A Japan which is rich, complacent and self-obsessed is likely to dawdle into its future, while the rest of Asia rushes ahead.  Japan may be the perfect example of the boiling frog theory, a well known metaphor for the inability of people to react to important changes that occur gradually.  If a frog is placed in boiling water, it will jump out.  But if it is placed in cold water that is slowly heated, it will not perceive the danger and will be cooked to death.  


Japan: 2007 Article IV Consultation  -- Staff Report; and Public Information Notice on the Executive Board Discussion.  August 2007.  International Monetary Fund – www.imf.org .

Japan: Selected Issues.  IMF Country Report No. 05/272.  August 2005 – www.imf.org .

“The sun also rises”, Economist, 6 October 2005 – www.economist.com

“Japan: Ripe for Re-assessment”, Malcolm Cook and Huw McKay, February 2006, Lowy Institute for International Policy – www.lowyinstitute.org

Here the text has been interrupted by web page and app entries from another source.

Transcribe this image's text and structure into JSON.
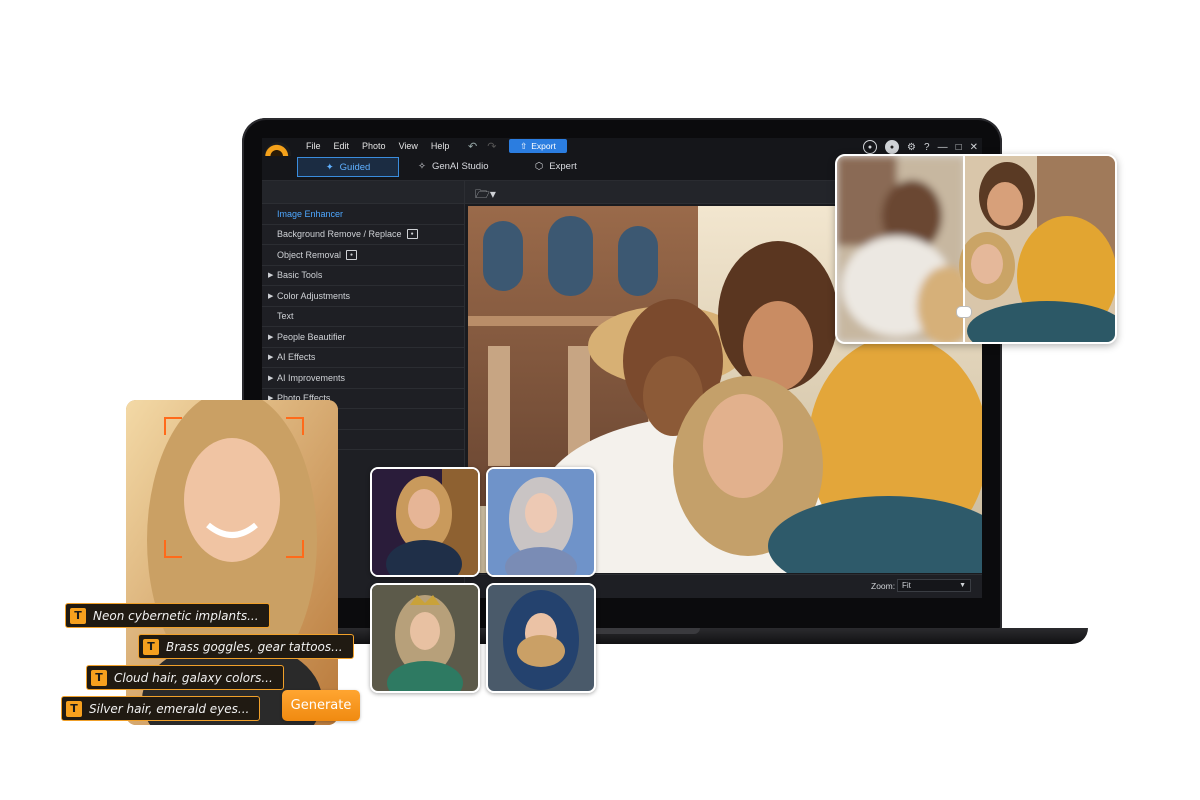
{
  "menu": [
    "File",
    "Edit",
    "Photo",
    "View",
    "Help"
  ],
  "export_label": "Export",
  "modes": {
    "guided": "Guided",
    "genai": "GenAI Studio",
    "expert": "Expert"
  },
  "leftpanel": {
    "items": [
      {
        "label": "Image Enhancer",
        "active": true
      },
      {
        "label": "Background Remove / Replace",
        "badge": true
      },
      {
        "label": "Object Removal",
        "badge": true
      },
      {
        "label": "Basic Tools",
        "expandable": true
      },
      {
        "label": "Color Adjustments",
        "expandable": true
      },
      {
        "label": "Text"
      },
      {
        "label": "People Beautifier",
        "expandable": true
      },
      {
        "label": "AI Effects",
        "expandable": true
      },
      {
        "label": "AI Improvements",
        "expandable": true
      },
      {
        "label": "Photo Effects",
        "expandable": true
      }
    ]
  },
  "zoom": {
    "label": "Zoom:",
    "value": "Fit"
  },
  "prompts": [
    "Neon cybernetic implants...",
    "Brass goggles, gear tattoos...",
    "Cloud hair, galaxy colors...",
    "Silver hair, emerald eyes..."
  ],
  "generate_label": "Generate",
  "colors": {
    "accent_blue": "#2b7de0",
    "accent_orange": "#f6a01e",
    "active_tab": "#5fb0ff"
  }
}
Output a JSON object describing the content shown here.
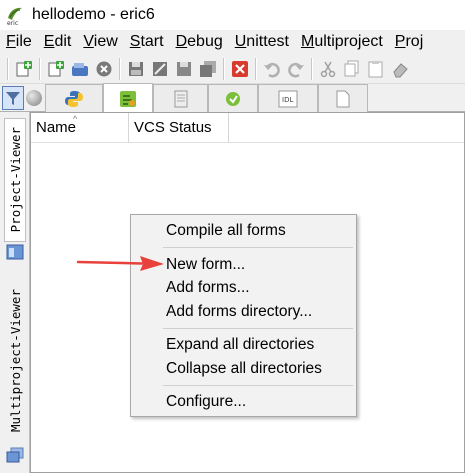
{
  "window": {
    "title": "hellodemo - eric6",
    "app_icon": "eric-logo"
  },
  "menubar": [
    {
      "label": "File",
      "accel": "F",
      "rest": "ile"
    },
    {
      "label": "Edit",
      "accel": "E",
      "rest": "dit"
    },
    {
      "label": "View",
      "accel": "V",
      "rest": "iew"
    },
    {
      "label": "Start",
      "accel": "S",
      "rest": "tart"
    },
    {
      "label": "Debug",
      "accel": "D",
      "rest": "ebug"
    },
    {
      "label": "Unittest",
      "accel": "U",
      "rest": "nittest"
    },
    {
      "label": "Multiproject",
      "accel": "M",
      "rest": "ultiproject"
    },
    {
      "label": "Proj",
      "accel": "P",
      "rest": "roj"
    }
  ],
  "sidebar": {
    "tab1": "Project-Viewer",
    "tab2": "Multiproject-Viewer"
  },
  "table": {
    "col_name": "Name",
    "col_vcs": "VCS Status"
  },
  "context_menu": {
    "compile_all": "Compile all forms",
    "new_form": "New form...",
    "add_forms": "Add forms...",
    "add_dir": "Add forms directory...",
    "expand": "Expand all directories",
    "collapse": "Collapse all directories",
    "configure": "Configure..."
  },
  "colors": {
    "arrow": "#e8403a",
    "accent": "#5a7db5"
  }
}
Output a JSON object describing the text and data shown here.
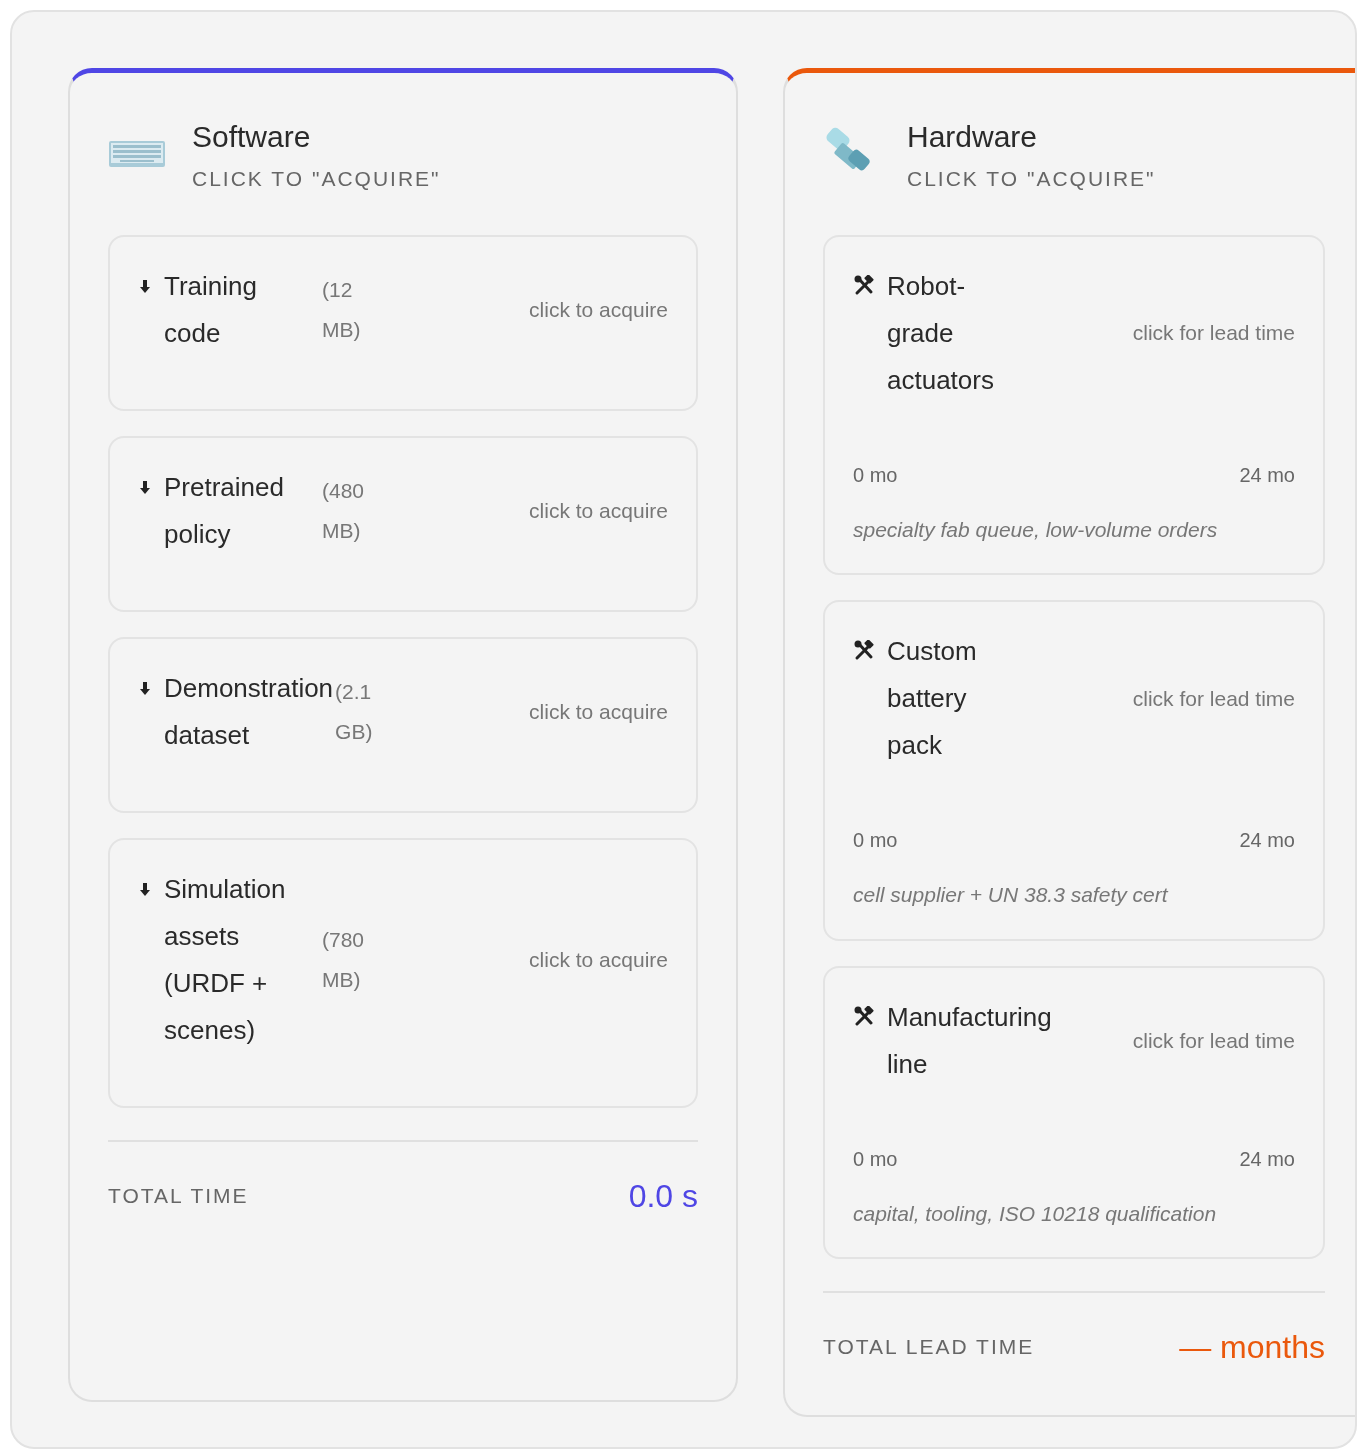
{
  "panels": [
    {
      "kind": "software",
      "title": "Software",
      "subtitle": "CLICK TO \"ACQUIRE\"",
      "color": "#4f46e5",
      "items": [
        {
          "name": "Training code",
          "size": "(12 MB)",
          "action": "click to acquire"
        },
        {
          "name": "Pretrained policy",
          "size": "(480 MB)",
          "action": "click to acquire"
        },
        {
          "name": "Demonstration dataset",
          "size": "(2.1 GB)",
          "action": "click to acquire"
        },
        {
          "name": "Simulation assets (URDF + scenes)",
          "size": "(780 MB)",
          "action": "click to acquire"
        }
      ],
      "total_label": "TOTAL TIME",
      "total_value": "0.0 s"
    },
    {
      "kind": "hardware",
      "title": "Hardware",
      "subtitle": "CLICK TO \"ACQUIRE\"",
      "color": "#ea580c",
      "items": [
        {
          "name": "Robot-grade actuators",
          "action": "click for lead time",
          "min": "0 mo",
          "max": "24 mo",
          "note": "specialty fab queue, low-volume orders"
        },
        {
          "name": "Custom battery pack",
          "action": "click for lead time",
          "min": "0 mo",
          "max": "24 mo",
          "note": "cell supplier + UN 38.3 safety cert"
        },
        {
          "name": "Manufacturing line",
          "action": "click for lead time",
          "min": "0 mo",
          "max": "24 mo",
          "note": "capital, tooling, ISO 10218 qualification"
        }
      ],
      "total_label": "TOTAL LEAD TIME",
      "total_value": "— months"
    }
  ]
}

"Will Japan Recover Its Place as World Economic Leader: Japan in World Competitiveness", by Suzanne Rosselet-McCauley, Research Fellow, IMD World Competitiveness Centre (October 2006) -- www.imd.ch
"Potential Competitiveness Ranking 2008", January 2009.  Japan Centre for Economic Research -- www.jcer.or.jp/  
“Why Has Japan Been Hit So Hard by the Global Recession?”, Martin Sommer, IMF Staff Position Note, March 18, 2009, SPN/09/05 – www.imf.org

Economic Survey of Japan, OECD Policy Brief – www.oecd.org/japan 

Boiling frog -- http://en.wikipedia.org/wiki/Boiling_frog

“Paul Krugman’s fear for lost decade”, Interview with Will Hutton, The Observer, Sunday 14 June 2009 – www.guardian.co.uk.